[Records from a data source]
⟨
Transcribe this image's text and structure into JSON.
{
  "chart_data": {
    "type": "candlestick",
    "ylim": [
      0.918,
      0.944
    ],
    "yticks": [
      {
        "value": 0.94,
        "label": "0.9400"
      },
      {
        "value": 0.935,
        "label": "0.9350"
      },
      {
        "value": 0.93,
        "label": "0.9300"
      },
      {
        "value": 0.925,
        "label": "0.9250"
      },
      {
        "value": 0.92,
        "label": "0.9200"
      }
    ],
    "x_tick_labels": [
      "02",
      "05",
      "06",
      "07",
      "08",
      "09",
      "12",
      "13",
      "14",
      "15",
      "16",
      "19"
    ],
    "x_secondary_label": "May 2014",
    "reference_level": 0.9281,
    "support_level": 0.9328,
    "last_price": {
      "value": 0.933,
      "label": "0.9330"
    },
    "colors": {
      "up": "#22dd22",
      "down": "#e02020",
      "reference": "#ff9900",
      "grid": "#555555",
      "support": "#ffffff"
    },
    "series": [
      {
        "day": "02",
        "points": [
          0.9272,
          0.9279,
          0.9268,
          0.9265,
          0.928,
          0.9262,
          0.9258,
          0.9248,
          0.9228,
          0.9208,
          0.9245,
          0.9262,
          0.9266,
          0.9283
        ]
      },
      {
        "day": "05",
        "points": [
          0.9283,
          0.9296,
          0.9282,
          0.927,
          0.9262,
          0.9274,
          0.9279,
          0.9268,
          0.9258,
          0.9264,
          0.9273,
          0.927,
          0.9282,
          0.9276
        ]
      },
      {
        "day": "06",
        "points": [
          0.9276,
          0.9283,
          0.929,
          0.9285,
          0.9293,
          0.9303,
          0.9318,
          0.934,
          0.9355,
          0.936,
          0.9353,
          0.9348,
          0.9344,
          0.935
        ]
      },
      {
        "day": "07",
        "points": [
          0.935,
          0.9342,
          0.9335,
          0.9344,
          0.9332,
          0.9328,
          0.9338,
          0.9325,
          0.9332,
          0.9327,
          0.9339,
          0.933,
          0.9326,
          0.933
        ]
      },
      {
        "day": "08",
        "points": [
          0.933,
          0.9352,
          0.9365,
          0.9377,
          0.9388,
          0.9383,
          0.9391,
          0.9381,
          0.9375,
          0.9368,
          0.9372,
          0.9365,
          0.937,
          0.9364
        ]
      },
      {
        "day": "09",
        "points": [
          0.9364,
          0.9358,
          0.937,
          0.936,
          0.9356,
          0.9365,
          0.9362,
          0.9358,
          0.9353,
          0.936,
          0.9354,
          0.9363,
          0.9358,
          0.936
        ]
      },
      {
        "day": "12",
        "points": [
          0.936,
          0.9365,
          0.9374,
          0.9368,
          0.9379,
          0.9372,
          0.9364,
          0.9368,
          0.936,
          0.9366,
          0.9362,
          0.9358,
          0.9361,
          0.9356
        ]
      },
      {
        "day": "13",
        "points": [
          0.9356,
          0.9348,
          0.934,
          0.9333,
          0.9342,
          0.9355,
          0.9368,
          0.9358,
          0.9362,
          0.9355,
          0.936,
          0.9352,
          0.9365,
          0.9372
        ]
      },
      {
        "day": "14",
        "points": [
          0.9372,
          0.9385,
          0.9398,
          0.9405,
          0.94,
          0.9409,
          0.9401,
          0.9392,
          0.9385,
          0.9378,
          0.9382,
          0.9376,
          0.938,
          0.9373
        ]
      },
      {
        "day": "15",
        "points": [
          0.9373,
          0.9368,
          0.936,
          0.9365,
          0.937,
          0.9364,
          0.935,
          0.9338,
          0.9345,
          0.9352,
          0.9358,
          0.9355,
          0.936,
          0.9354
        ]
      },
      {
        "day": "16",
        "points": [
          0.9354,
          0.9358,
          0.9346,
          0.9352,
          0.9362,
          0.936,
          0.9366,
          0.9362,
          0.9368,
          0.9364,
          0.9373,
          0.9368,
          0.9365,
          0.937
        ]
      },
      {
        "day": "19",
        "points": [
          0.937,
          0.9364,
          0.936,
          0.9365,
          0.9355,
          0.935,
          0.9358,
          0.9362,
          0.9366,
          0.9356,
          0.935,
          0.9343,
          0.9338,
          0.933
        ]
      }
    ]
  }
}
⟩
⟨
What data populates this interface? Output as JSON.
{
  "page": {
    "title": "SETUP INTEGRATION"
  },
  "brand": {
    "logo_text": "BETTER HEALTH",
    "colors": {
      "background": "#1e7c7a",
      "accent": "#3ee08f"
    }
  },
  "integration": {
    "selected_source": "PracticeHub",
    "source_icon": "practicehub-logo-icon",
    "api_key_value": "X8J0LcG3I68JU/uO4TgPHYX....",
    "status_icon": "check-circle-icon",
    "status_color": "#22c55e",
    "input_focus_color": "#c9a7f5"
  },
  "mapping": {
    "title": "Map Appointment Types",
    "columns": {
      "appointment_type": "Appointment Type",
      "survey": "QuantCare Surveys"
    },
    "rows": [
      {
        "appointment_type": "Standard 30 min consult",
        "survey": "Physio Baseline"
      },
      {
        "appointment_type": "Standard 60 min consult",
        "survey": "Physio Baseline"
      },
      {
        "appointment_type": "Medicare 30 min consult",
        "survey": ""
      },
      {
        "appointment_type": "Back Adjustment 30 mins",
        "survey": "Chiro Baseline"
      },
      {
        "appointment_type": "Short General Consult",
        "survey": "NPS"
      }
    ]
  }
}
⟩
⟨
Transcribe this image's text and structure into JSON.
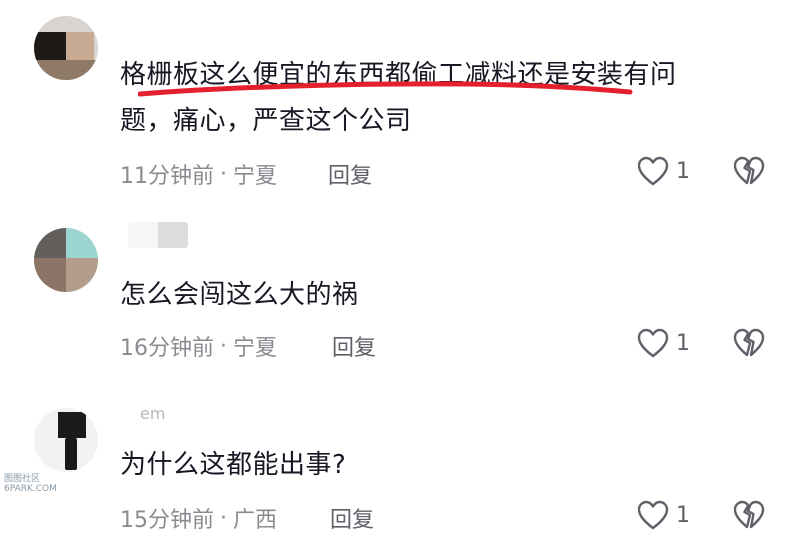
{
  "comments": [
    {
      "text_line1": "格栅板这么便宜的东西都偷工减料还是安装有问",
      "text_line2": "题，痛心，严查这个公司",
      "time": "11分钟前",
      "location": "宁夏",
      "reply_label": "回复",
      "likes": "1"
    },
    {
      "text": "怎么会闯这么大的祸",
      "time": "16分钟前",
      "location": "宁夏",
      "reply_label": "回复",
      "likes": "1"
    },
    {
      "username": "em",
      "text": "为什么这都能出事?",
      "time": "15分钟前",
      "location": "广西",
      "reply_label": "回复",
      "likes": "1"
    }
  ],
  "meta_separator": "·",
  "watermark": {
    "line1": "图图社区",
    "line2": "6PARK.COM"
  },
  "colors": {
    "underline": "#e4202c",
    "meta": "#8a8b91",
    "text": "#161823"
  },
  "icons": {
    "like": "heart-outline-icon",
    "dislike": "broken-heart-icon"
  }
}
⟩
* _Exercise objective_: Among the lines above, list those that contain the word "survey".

* _Task output_:
      "survey": "QuantCare Surveys"
        "survey": "Physio Baseline"
        "survey": "Physio Baseline"
        "survey": ""
        "survey": "Chiro Baseline"
        "survey": "NPS"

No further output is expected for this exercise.